was conducted between October 2006 and September 2007. The researchers
recruited patients with chronic plaque psoriasis from the Division of Dermatology
There were 80 patients at baseline, and 3 in the aloe group and 2 in the TA group were lost to follow-up. There were no significant differences between the groups in baseline DLQI or PASI scores. None of the patients experienced a complete recovery after 8 weeks of treatment. In the aloe group, 6 patients (16.2%) experienced a marked response, while 4 patients (10.5%) in the TA group did so. In the aloe group, 20 patients (54.1%) experienced a moderate response to treatment, while 25 patients (65.8%) in the TA group had a moderate response. The researchers found that 10 patients (27%) in the aloe group and 9 patients (23.7%) in the TA group had a slight response to treatment. In the aloe group, 1 patient showed no response to treatment. After 8 weeks, the average change in PASI scores was significantly greater in the aloe group, when compared to the TA group (P=0.0237); however, the average PASI scores were not significantly different between the groups. There were no statistically significant changes in DLQI scores after 8 weeks of treatment, although both groups experienced decreases. The authors report that no serious adverse events occurred during the study, but 6 patients in the aloe group experienced stinging and itching at the plaques during the first week.

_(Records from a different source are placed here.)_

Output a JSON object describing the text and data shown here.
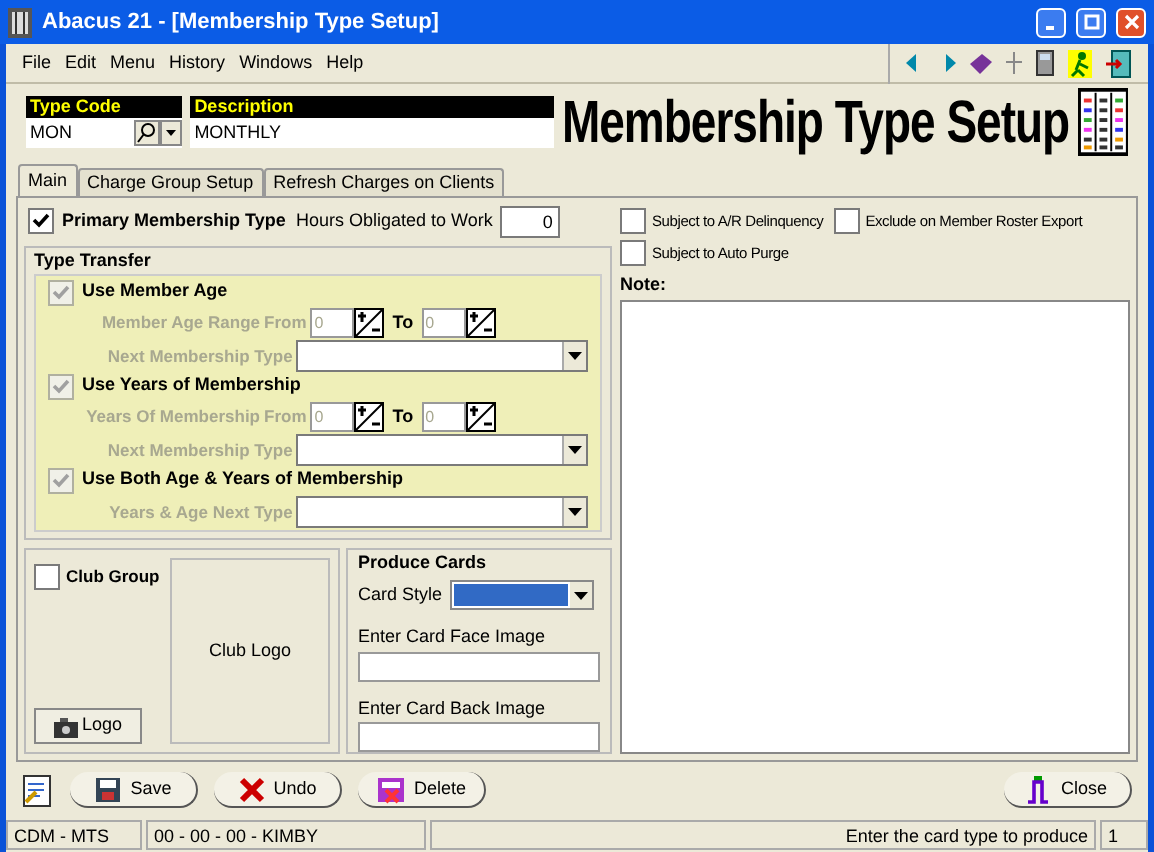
{
  "window": {
    "title": "Abacus 21 - [Membership Type Setup]"
  },
  "menu": [
    "File",
    "Edit",
    "Menu",
    "History",
    "Windows",
    "Help"
  ],
  "header": {
    "type_code": {
      "label": "Type Code",
      "value": "MON"
    },
    "description": {
      "label": "Description",
      "value": "MONTHLY"
    },
    "title": "Membership Type Setup"
  },
  "tabs": [
    {
      "label": "Main",
      "selected": true
    },
    {
      "label": "Charge Group Setup",
      "selected": false
    },
    {
      "label": "Refresh Charges on Clients",
      "selected": false
    }
  ],
  "primary": {
    "label": "Primary Membership Type",
    "checked": true
  },
  "hours": {
    "label": "Hours Obligated to Work",
    "value": "0"
  },
  "type_transfer": {
    "title": "Type Transfer",
    "sections": [
      {
        "kind": "range",
        "label": "Use Member Age",
        "checked": true,
        "disabled": true,
        "range_label": "Member Age Range",
        "from_label": "From",
        "from": "0",
        "to_label": "To",
        "to": "0",
        "next_label": "Next Membership Type"
      },
      {
        "kind": "range",
        "label": "Use Years of Membership",
        "checked": true,
        "disabled": true,
        "range_label": "Years Of Membership",
        "from_label": "From",
        "from": "0",
        "to_label": "To",
        "to": "0",
        "next_label": "Next Membership Type"
      },
      {
        "kind": "both",
        "label": "Use Both Age & Years of Membership",
        "checked": true,
        "disabled": true,
        "next_label": "Years & Age Next Type"
      }
    ]
  },
  "club": {
    "label": "Club Group",
    "checked": false,
    "logo_label": "Club Logo",
    "button": "Logo"
  },
  "cards": {
    "title": "Produce Cards",
    "style_label": "Card Style",
    "face_label": "Enter Card Face Image",
    "back_label": "Enter Card Back Image"
  },
  "options": [
    {
      "label": "Subject to A/R Delinquency",
      "checked": false
    },
    {
      "label": "Exclude on Member Roster Export",
      "checked": false
    },
    {
      "label": "Subject to Auto Purge",
      "checked": false
    }
  ],
  "note_label": "Note:",
  "buttons": [
    {
      "label": "Save",
      "kind": "save"
    },
    {
      "label": "Undo",
      "kind": "undo"
    },
    {
      "label": "Delete",
      "kind": "delete"
    }
  ],
  "close_button": "Close",
  "status_bar": [
    "CDM - MTS",
    "00 - 00 - 00 - KIMBY",
    "Enter the card type to produce",
    "1"
  ]
}
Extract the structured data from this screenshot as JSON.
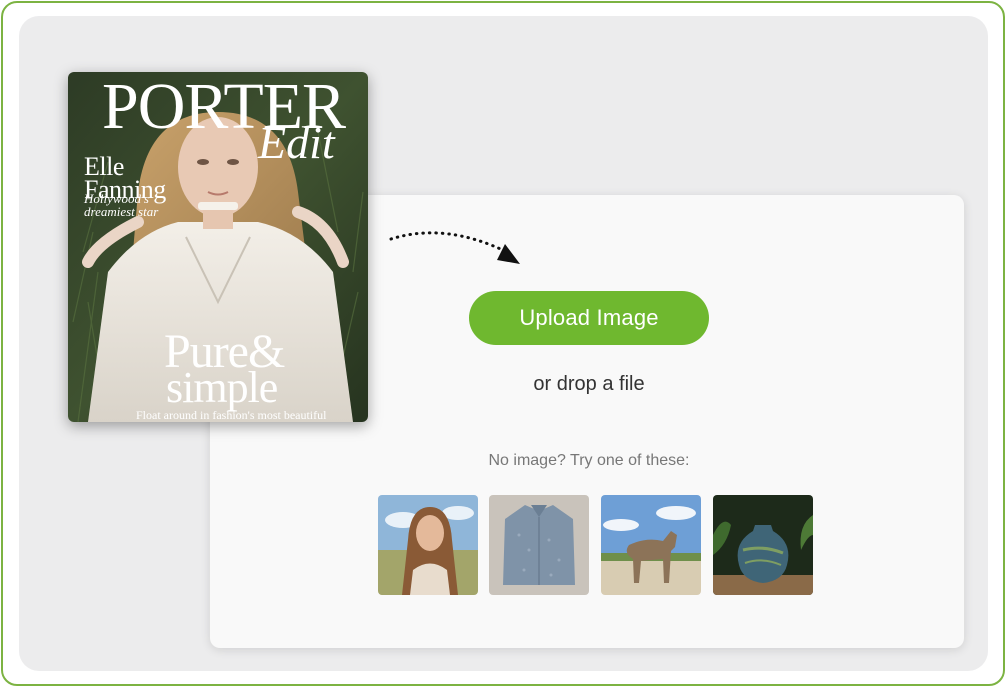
{
  "upload": {
    "button_label": "Upload Image",
    "drop_text": "or drop a file",
    "samples_prompt": "No image? Try one of these:"
  },
  "samples": [
    {
      "name": "woman-in-field"
    },
    {
      "name": "denim-shirt"
    },
    {
      "name": "wolf"
    },
    {
      "name": "ceramic-vase"
    }
  ],
  "cover": {
    "masthead": "PORTER",
    "masthead_sub": "Edit",
    "cover_name": "Elle\nFanning",
    "tagline": "Hollywood's\ndreamiest star",
    "headline_1": "Pure&",
    "headline_2": "simple",
    "blurb": "Float around in fashion's most beautiful"
  },
  "colors": {
    "accent": "#6fb82f",
    "frame_border": "#7cb342",
    "background": "#ececed",
    "card": "#f9f9f9"
  },
  "icons": [
    "dotted-curved-arrow-icon"
  ]
}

The authors propose that aloe's anti-inflammatory effects may be responsible for the effects observed in this study. They conclude that aloe cream "can be considered a safe, alternative treatment for mild to moderate chronic plaque psoriasis." More research is needed to confirm the results of this study.
Ahmad SA, Holt AH, et al. Management of psoriasis with Aloe vera extract in a hydrophilic cream: a placebo-controlled,
double-blind study. Trop Med Int Health.
E, Korsholm L, Brandrup F. A double-blind, placebo-controlled study of a
commercial Aloe vera gel in the
treatment of slight to moderate psoriasis vulgaris. J Eur Acad Dermatol Venereol. May 2005;19(3):326-331.